[Saved entries]
----------

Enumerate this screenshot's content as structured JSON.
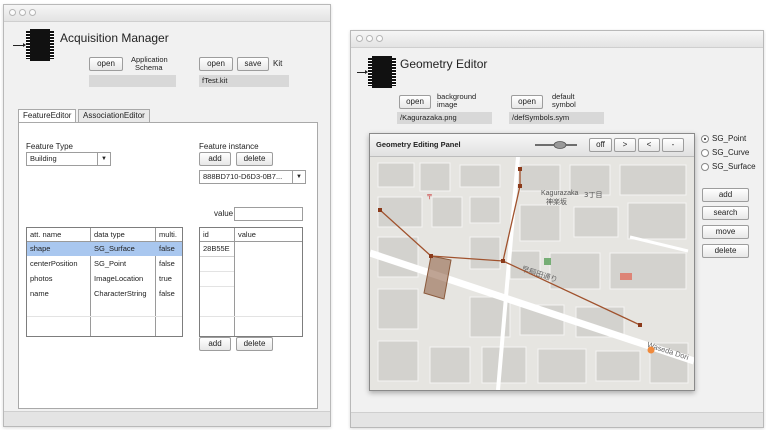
{
  "acq": {
    "title": "Acquisition Manager",
    "open_label": "open",
    "schema_label_line1": "Application",
    "schema_label_line2": "Schema",
    "schema_value": "",
    "kit_open_label": "open",
    "kit_save_label": "save",
    "kit_label": "Kit",
    "kit_value": "fTest.kit",
    "tabs": [
      "FeatureEditor",
      "AssociationEditor"
    ],
    "feature_type_label": "Feature Type",
    "feature_type_value": "Building",
    "feature_instance_label": "Feature instance",
    "add_label": "add",
    "delete_label": "delete",
    "instance_value": "888BD710-D6D3-0B7...",
    "value_label": "value",
    "value_input": "",
    "attr_headers": [
      "att. name",
      "data type",
      "multi."
    ],
    "attr_rows": [
      [
        "shape",
        "SG_Surface",
        "false"
      ],
      [
        "centerPosition",
        "SG_Point",
        "false"
      ],
      [
        "photos",
        "ImageLocation",
        "true"
      ],
      [
        "name",
        "CharacterString",
        "false"
      ]
    ],
    "value_headers": [
      "id",
      "value"
    ],
    "value_rows": [
      [
        "28B55E",
        ""
      ]
    ],
    "bottom_add_label": "add",
    "bottom_delete_label": "delete",
    "selected_color": "#a9c7ef"
  },
  "geo": {
    "title": "Geometry Editor",
    "bg_open_label": "open",
    "bg_label_line1": "background",
    "bg_label_line2": "image",
    "bg_value": "/Kagurazaka.png",
    "sym_open_label": "open",
    "sym_label_line1": "default",
    "sym_label_line2": "symbol",
    "sym_value": "/defSymbols.sym",
    "panel_title": "Geometry Editing Panel",
    "off_label": "off",
    "next_label": ">",
    "prev_label": "<",
    "minus_label": "-",
    "radios": [
      "SG_Point",
      "SG_Curve",
      "SG_Surface"
    ],
    "selected_radio": "SG_Point",
    "actions": [
      "add",
      "search",
      "move",
      "delete"
    ],
    "map_labels": {
      "kagurazaka": "Kagurazaka",
      "kagurazaka_jp": "神楽坂",
      "chome": "3丁目",
      "street": "早稲田通り",
      "waseda": "Waseda Dori",
      "pin": "〒"
    },
    "line_color": "#a0522d",
    "polygon_color": "#8b5a3c"
  }
}
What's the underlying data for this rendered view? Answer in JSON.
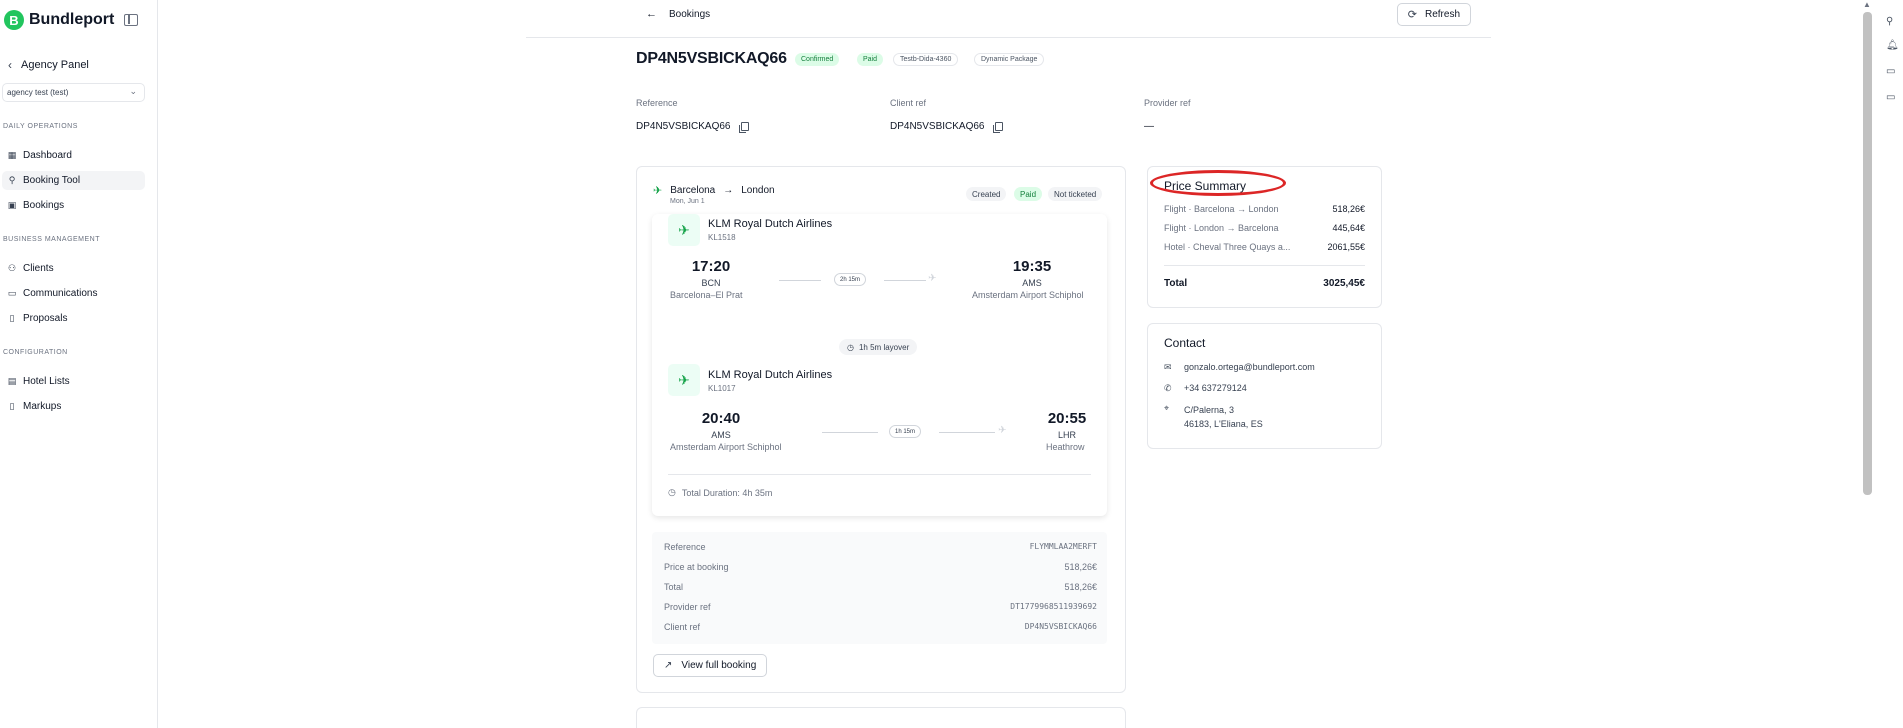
{
  "brand": {
    "logo_letter": "B",
    "name": "Bundleport"
  },
  "sidebar": {
    "back_label": "Agency Panel",
    "agency_select": "agency test (test)",
    "sections": [
      {
        "title": "DAILY OPERATIONS",
        "items": [
          {
            "label": "Dashboard",
            "icon": "grid-icon"
          },
          {
            "label": "Booking Tool",
            "icon": "search-icon",
            "active": true
          },
          {
            "label": "Bookings",
            "icon": "calendar-icon"
          }
        ]
      },
      {
        "title": "BUSINESS MANAGEMENT",
        "items": [
          {
            "label": "Clients",
            "icon": "users-icon"
          },
          {
            "label": "Communications",
            "icon": "message-icon"
          },
          {
            "label": "Proposals",
            "icon": "document-icon"
          }
        ]
      },
      {
        "title": "CONFIGURATION",
        "items": [
          {
            "label": "Hotel Lists",
            "icon": "list-icon"
          },
          {
            "label": "Markups",
            "icon": "document-icon"
          }
        ]
      }
    ]
  },
  "topbar": {
    "back_label": "Bookings",
    "refresh_label": "Refresh"
  },
  "booking": {
    "id": "DP4N5VSBICKAQ66",
    "badges": [
      "Confirmed",
      "Paid",
      "Testb-Dida-4360",
      "Dynamic Package"
    ],
    "reference_label": "Reference",
    "reference": "DP4N5VSBICKAQ66",
    "client_ref_label": "Client ref",
    "client_ref": "DP4N5VSBICKAQ66",
    "provider_ref_label": "Provider ref",
    "provider_ref": "—"
  },
  "flight": {
    "from": "Barcelona",
    "to": "London",
    "date": "Mon, Jun 1",
    "statuses": [
      "Created",
      "Paid",
      "Not ticketed"
    ],
    "segments": [
      {
        "airline": "KLM Royal Dutch Airlines",
        "flight_no": "KL1518",
        "dep_time": "17:20",
        "dep_iata": "BCN",
        "dep_airport": "Barcelona–El Prat",
        "duration": "2h 15m",
        "arr_time": "19:35",
        "arr_iata": "AMS",
        "arr_airport": "Amsterdam Airport Schiphol"
      },
      {
        "airline": "KLM Royal Dutch Airlines",
        "flight_no": "KL1017",
        "dep_time": "20:40",
        "dep_iata": "AMS",
        "dep_airport": "Amsterdam Airport Schiphol",
        "duration": "1h 15m",
        "arr_time": "20:55",
        "arr_iata": "LHR",
        "arr_airport": "Heathrow"
      }
    ],
    "layover": "1h 5m layover",
    "total_duration": "Total Duration: 4h 35m",
    "details": [
      {
        "key": "Reference",
        "value": "FLYMMLAA2MERFT",
        "mono": true
      },
      {
        "key": "Price at booking",
        "value": "518,26€"
      },
      {
        "key": "Total",
        "value": "518,26€"
      },
      {
        "key": "Provider ref",
        "value": "DT1779968511939692",
        "mono": true
      },
      {
        "key": "Client ref",
        "value": "DP4N5VSBICKAQ66",
        "mono": true
      }
    ],
    "view_full_label": "View full booking"
  },
  "price_summary": {
    "title": "Price Summary",
    "rows": [
      {
        "label": "Flight · Barcelona → London",
        "value": "518,26€"
      },
      {
        "label": "Flight · London → Barcelona",
        "value": "445,64€"
      },
      {
        "label": "Hotel · Cheval Three Quays a...",
        "value": "2061,55€"
      }
    ],
    "total_label": "Total",
    "total_value": "3025,45€"
  },
  "contact": {
    "title": "Contact",
    "email": "gonzalo.ortega@bundleport.com",
    "phone": "+34 637279124",
    "address_line1": "C/Palerna, 3",
    "address_line2": "46183, L'Eliana, ES"
  },
  "colors": {
    "accent_green": "#22c55e",
    "highlight_red": "#dc2626"
  }
}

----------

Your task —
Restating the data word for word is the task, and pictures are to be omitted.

Exercise response —
Enumerate this screenshot's content as structured JSON.
{
  "acq": {
    "title": "Acquisition Manager",
    "open_label": "open",
    "schema_label_line1": "Application",
    "schema_label_line2": "Schema",
    "schema_value": "",
    "kit_open_label": "open",
    "kit_save_label": "save",
    "kit_label": "Kit",
    "kit_value": "fTest.kit",
    "tabs": [
      "FeatureEditor",
      "AssociationEditor"
    ],
    "feature_type_label": "Feature Type",
    "feature_type_value": "Building",
    "feature_instance_label": "Feature instance",
    "add_label": "add",
    "delete_label": "delete",
    "instance_value": "888BD710-D6D3-0B7...",
    "value_label": "value",
    "value_input": "",
    "attr_headers": [
      "att. name",
      "data type",
      "multi."
    ],
    "attr_rows": [
      [
        "shape",
        "SG_Surface",
        "false"
      ],
      [
        "centerPosition",
        "SG_Point",
        "false"
      ],
      [
        "photos",
        "ImageLocation",
        "true"
      ],
      [
        "name",
        "CharacterString",
        "false"
      ]
    ],
    "value_headers": [
      "id",
      "value"
    ],
    "value_rows": [
      [
        "28B55E",
        ""
      ]
    ],
    "bottom_add_label": "add",
    "bottom_delete_label": "delete",
    "selected_color": "#a9c7ef"
  },
  "geo": {
    "title": "Geometry Editor",
    "bg_open_label": "open",
    "bg_label_line1": "background",
    "bg_label_line2": "image",
    "bg_value": "/Kagurazaka.png",
    "sym_open_label": "open",
    "sym_label_line1": "default",
    "sym_label_line2": "symbol",
    "sym_value": "/defSymbols.sym",
    "panel_title": "Geometry Editing Panel",
    "off_label": "off",
    "next_label": ">",
    "prev_label": "<",
    "minus_label": "-",
    "radios": [
      "SG_Point",
      "SG_Curve",
      "SG_Surface"
    ],
    "selected_radio": "SG_Point",
    "actions": [
      "add",
      "search",
      "move",
      "delete"
    ],
    "map_labels": {
      "kagurazaka": "Kagurazaka",
      "kagurazaka_jp": "神楽坂",
      "chome": "3丁目",
      "street": "早稲田通り",
      "waseda": "Waseda Dori",
      "pin": "〒"
    },
    "line_color": "#a0522d",
    "polygon_color": "#8b5a3c"
  }
}
What's the underlying data for this rendered view? Answer in JSON.
{
  "brand": {
    "logo_letter": "B",
    "name": "Bundleport"
  },
  "sidebar": {
    "back_label": "Agency Panel",
    "agency_select": "agency test (test)",
    "sections": [
      {
        "title": "DAILY OPERATIONS",
        "items": [
          {
            "label": "Dashboard",
            "icon": "grid-icon"
          },
          {
            "label": "Booking Tool",
            "icon": "search-icon",
            "active": true
          },
          {
            "label": "Bookings",
            "icon": "calendar-icon"
          }
        ]
      },
      {
        "title": "BUSINESS MANAGEMENT",
        "items": [
          {
            "label": "Clients",
            "icon": "users-icon"
          },
          {
            "label": "Communications",
            "icon": "message-icon"
          },
          {
            "label": "Proposals",
            "icon": "document-icon"
          }
        ]
      },
      {
        "title": "CONFIGURATION",
        "items": [
          {
            "label": "Hotel Lists",
            "icon": "list-icon"
          },
          {
            "label": "Markups",
            "icon": "document-icon"
          }
        ]
      }
    ]
  },
  "topbar": {
    "back_label": "Bookings",
    "refresh_label": "Refresh"
  },
  "booking": {
    "id": "DP4N5VSBICKAQ66",
    "badges": [
      "Confirmed",
      "Paid",
      "Testb-Dida-4360",
      "Dynamic Package"
    ],
    "reference_label": "Reference",
    "reference": "DP4N5VSBICKAQ66",
    "client_ref_label": "Client ref",
    "client_ref": "DP4N5VSBICKAQ66",
    "provider_ref_label": "Provider ref",
    "provider_ref": "—"
  },
  "flight": {
    "from": "Barcelona",
    "to": "London",
    "date": "Mon, Jun 1",
    "statuses": [
      "Created",
      "Paid",
      "Not ticketed"
    ],
    "segments": [
      {
        "airline": "KLM Royal Dutch Airlines",
        "flight_no": "KL1518",
        "dep_time": "17:20",
        "dep_iata": "BCN",
        "dep_airport": "Barcelona–El Prat",
        "duration": "2h 15m",
        "arr_time": "19:35",
        "arr_iata": "AMS",
        "arr_airport": "Amsterdam Airport Schiphol"
      },
      {
        "airline": "KLM Royal Dutch Airlines",
        "flight_no": "KL1017",
        "dep_time": "20:40",
        "dep_iata": "AMS",
        "dep_airport": "Amsterdam Airport Schiphol",
        "duration": "1h 15m",
        "arr_time": "20:55",
        "arr_iata": "LHR",
        "arr_airport": "Heathrow"
      }
    ],
    "layover": "1h 5m layover",
    "total_duration": "Total Duration: 4h 35m",
    "details": [
      {
        "key": "Reference",
        "value": "FLYMMLAA2MERFT",
        "mono": true
      },
      {
        "key": "Price at booking",
        "value": "518,26€"
      },
      {
        "key": "Total",
        "value": "518,26€"
      },
      {
        "key": "Provider ref",
        "value": "DT1779968511939692",
        "mono": true
      },
      {
        "key": "Client ref",
        "value": "DP4N5VSBICKAQ66",
        "mono": true
      }
    ],
    "view_full_label": "View full booking"
  },
  "price_summary": {
    "title": "Price Summary",
    "rows": [
      {
        "label": "Flight · Barcelona → London",
        "value": "518,26€"
      },
      {
        "label": "Flight · London → Barcelona",
        "value": "445,64€"
      },
      {
        "label": "Hotel · Cheval Three Quays a...",
        "value": "2061,55€"
      }
    ],
    "total_label": "Total",
    "total_value": "3025,45€"
  },
  "contact": {
    "title": "Contact",
    "email": "gonzalo.ortega@bundleport.com",
    "phone": "+34 637279124",
    "address_line1": "C/Palerna, 3",
    "address_line2": "46183, L'Eliana, ES"
  },
  "colors": {
    "accent_green": "#22c55e",
    "highlight_red": "#dc2626"
  }
}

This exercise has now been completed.